From beyond your periphery, two faces grasp your soul with a stare perplexingly familiar. Others rain down like tears to herald the ghostly shiver when you realise you’re looking at yourself. This is the emotive tribute launched this week by the Museum of Brisbane to mark the centenary of the city’s first Anzac Day parade in 1916. It’s simple, and could not be better.
The two central players are layered images of 100 soldiers and nurses from the 400,000 Australian men and women who enlisted in the First World War. The result are two ethereal faces who we know, but have never met. They culminate a visual and audio expression that breaths life, drawing you into their being with self examination. The cascading portraits are loved family members contributed by the public.

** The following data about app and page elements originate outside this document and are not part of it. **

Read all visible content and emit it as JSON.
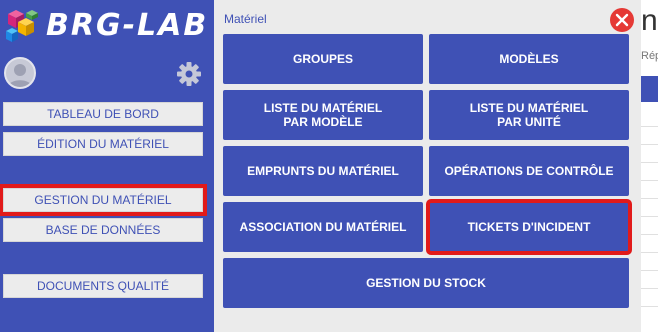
{
  "brand": {
    "name": "BRG-LAB"
  },
  "sidebar": {
    "items": [
      {
        "label": "TABLEAU DE BORD"
      },
      {
        "label": "ÉDITION DU MATÉRIEL"
      },
      {
        "label": "GESTION DU MATÉRIEL",
        "selected": true
      },
      {
        "label": "BASE DE DONNÉES"
      },
      {
        "label": "DOCUMENTS QUALITÉ"
      }
    ]
  },
  "panel": {
    "title": "Matériel",
    "tiles": [
      {
        "label": "GROUPES"
      },
      {
        "label": "MODÈLES"
      },
      {
        "label": "LISTE DU MATÉRIEL\nPAR MODÈLE"
      },
      {
        "label": "LISTE DU MATÉRIEL\nPAR UNITÉ"
      },
      {
        "label": "EMPRUNTS DU MATÉRIEL"
      },
      {
        "label": "OPÉRATIONS DE CONTRÔLE"
      },
      {
        "label": "ASSOCIATION DU MATÉRIEL"
      },
      {
        "label": "TICKETS D'INCIDENT",
        "selected": true
      },
      {
        "label": "GESTION DU STOCK"
      }
    ]
  },
  "background": {
    "title_fragment": "n",
    "subtitle_fragment": "Rép"
  },
  "colors": {
    "primary": "#3f51b5",
    "highlight": "#e11a1a",
    "close": "#e53935",
    "panel_bg": "#ebebeb"
  },
  "icons": {
    "avatar": "user-avatar-icon",
    "settings": "gear-icon",
    "close": "close-icon",
    "logo": "cubes-logo-icon"
  }
}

The numbers were staggering. Almost 40% of the eligible male population in Australia signed up, 40% had their bodies shattered, 15% never came home, those who did were never the same. The exhibition Facing World War 1: Stories of Loyalty, Loss and Love shares some Brisbane tales.

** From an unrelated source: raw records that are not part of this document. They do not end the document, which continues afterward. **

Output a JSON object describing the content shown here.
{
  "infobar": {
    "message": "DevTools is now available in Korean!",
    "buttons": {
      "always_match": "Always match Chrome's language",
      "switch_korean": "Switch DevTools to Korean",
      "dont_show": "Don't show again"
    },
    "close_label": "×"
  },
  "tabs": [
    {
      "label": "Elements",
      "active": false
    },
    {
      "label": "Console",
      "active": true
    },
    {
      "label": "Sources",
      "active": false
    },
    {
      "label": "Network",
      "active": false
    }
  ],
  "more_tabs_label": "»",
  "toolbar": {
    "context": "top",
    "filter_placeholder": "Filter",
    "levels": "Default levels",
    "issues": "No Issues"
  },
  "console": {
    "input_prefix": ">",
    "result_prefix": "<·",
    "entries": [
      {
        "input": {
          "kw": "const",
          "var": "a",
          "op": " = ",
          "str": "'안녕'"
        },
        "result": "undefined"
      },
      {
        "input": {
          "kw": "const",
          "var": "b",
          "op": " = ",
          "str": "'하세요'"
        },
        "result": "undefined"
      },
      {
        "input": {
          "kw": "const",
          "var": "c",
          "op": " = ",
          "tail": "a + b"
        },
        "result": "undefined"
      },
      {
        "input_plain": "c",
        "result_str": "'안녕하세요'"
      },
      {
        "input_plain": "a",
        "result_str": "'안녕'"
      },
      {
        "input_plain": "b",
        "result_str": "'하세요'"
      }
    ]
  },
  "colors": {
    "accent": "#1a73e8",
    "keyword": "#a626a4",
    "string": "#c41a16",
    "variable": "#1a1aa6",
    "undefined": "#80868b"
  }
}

Tom Brennan, hero, policeman, and poet. His work written in the shadow of shellfire is chilling. Home for mental convalescence, he falls to his death from the balcony of his city boarding house. Jock Willis, comedian and musician. He came home to a very changed world. His original musical score was recorded for the exhibition, and it’s heard for the first time since 1916. This is a magical, emotional display. Even the hand written letters speak.
You may not recall many of the names of those Australians who fought for us a hundred years ago, but after visiting the museum, you’ll remember all their faces. Layered as one, flanked by tears.
And we hollowed a space in the solemn stone
For the names they’d “immortalled,” which none could tell
Save God, to Whose silence their souls had flown,
And the still’d tongues holding His secret well.
From Our Nameless Dead, Tom Brennan, 1915
Facing World War 1 continues at the Museum of Brisbane, City Hall, until 28 August 1916. Entry is free.
Click here to see the striking closing sequence of the Facing World War 1 presentation.